When I woke up, he asked, proud, if I felt sore. I said I didn't, even when I felt the bruises. I didn’t want him to think he’d hurt me, broken me. I had the bruises on my neck and breasts for over a week afterwards; they were a yellowish hue when I finally left my husband, who didn’t notice them.
I left my husband after I came home from the lake. I told him it was over while we were in bed. He had made love to me three times in five years, and refused to get help. This convinced me that there was nothing wrong with him, that he was simply not attracted to me.
He packed all his things and left two weeks later, and took half of our books. It felt almost as if the books’ absence was also the absence of his body.
My mother called, after I told her that I had left my husband. She wanted to help me through my sadness, but I declined her calls. She had told me once, when I had confided in her years earlier about how I often felt hopeless and depressed, that I should pray. She said that praying and talking to God would help me feel better. I have seen my mother pray once or twice my entire life. I wanted to tell her what I had read once: that my husband was the one who had sinned. That he’d been depriving me of my rights.
It is now once again Ramadan. And so, I am thinking once again of the married man and of the way my skin felt for days after that night I committed zina for the first and only time; it felt as if the married man’s hands were still on me, this strange other, the one I’d invited to heal me, to help hurt me and release me, all at once. ●
Randa Jarrar is the author of the novel A Map of Home and the short story collection Him, Me, Muhammad Ali, which recently won the Story Prize Spotlight Award. She has received fellowships from the Civitella Ranieri Foundation, the Lannan Foundation, and Hedgebrook.
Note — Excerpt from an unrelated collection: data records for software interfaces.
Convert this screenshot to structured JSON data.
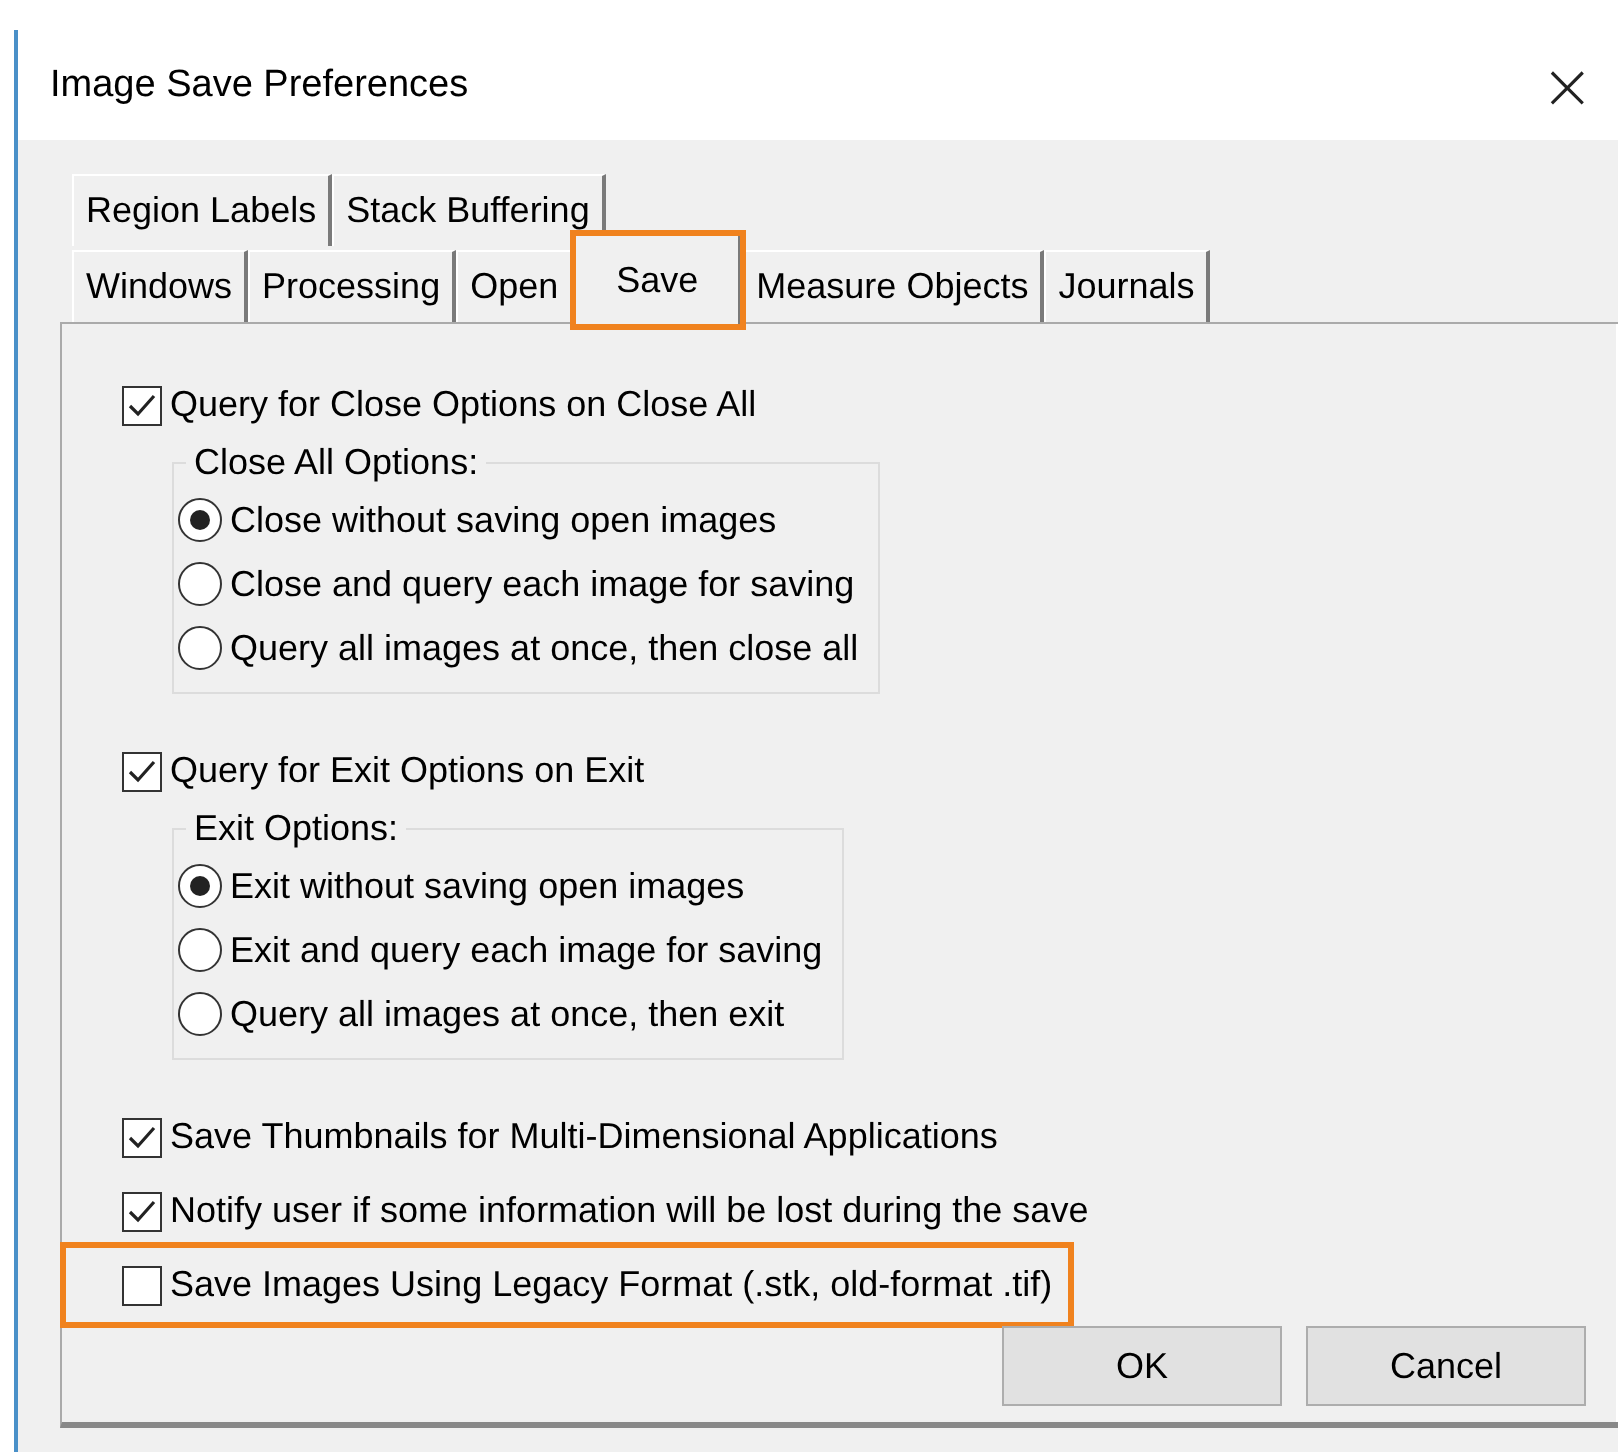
{
  "window": {
    "title": "Image Save Preferences",
    "close": "×"
  },
  "tab_rows": [
    [
      {
        "label": "Region Labels",
        "selected": false,
        "highlighted": false
      },
      {
        "label": "Stack Buffering",
        "selected": false,
        "highlighted": false
      }
    ],
    [
      {
        "label": "Windows",
        "selected": false,
        "highlighted": false
      },
      {
        "label": "Processing",
        "selected": false,
        "highlighted": false
      },
      {
        "label": "Open",
        "selected": false,
        "highlighted": false
      },
      {
        "label": "Save",
        "selected": true,
        "highlighted": true
      },
      {
        "label": "Measure Objects",
        "selected": false,
        "highlighted": false
      },
      {
        "label": "Journals",
        "selected": false,
        "highlighted": false
      }
    ]
  ],
  "sections": [
    {
      "checkbox": {
        "label": "Query for Close Options on Close All",
        "checked": true
      },
      "group": {
        "title": "Close All Options:",
        "options": [
          {
            "label": "Close without saving open images",
            "selected": true
          },
          {
            "label": "Close and query each image for saving",
            "selected": false
          },
          {
            "label": "Query all images at once, then close all",
            "selected": false
          }
        ]
      }
    },
    {
      "checkbox": {
        "label": "Query for Exit Options on Exit",
        "checked": true
      },
      "group": {
        "title": "Exit Options:",
        "options": [
          {
            "label": "Exit without saving open images",
            "selected": true
          },
          {
            "label": "Exit and query each image for saving",
            "selected": false
          },
          {
            "label": "Query all images at once, then exit",
            "selected": false
          }
        ]
      }
    }
  ],
  "options": [
    {
      "label": "Save Thumbnails for Multi-Dimensional Applications",
      "checked": true,
      "highlighted": false
    },
    {
      "label": "Notify user if some information will be lost during the save",
      "checked": true,
      "highlighted": false
    },
    {
      "label": "Save Images Using Legacy Format (.stk, old-format .tif)",
      "checked": false,
      "highlighted": true
    }
  ],
  "buttons": [
    "OK",
    "Cancel"
  ]
}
Her essays have appeared in the New York Times Magazine, The Sun, The Rumpus, the Oxford American, and others. She teaches at Fresno State's MFA Program and is at work on a memoir.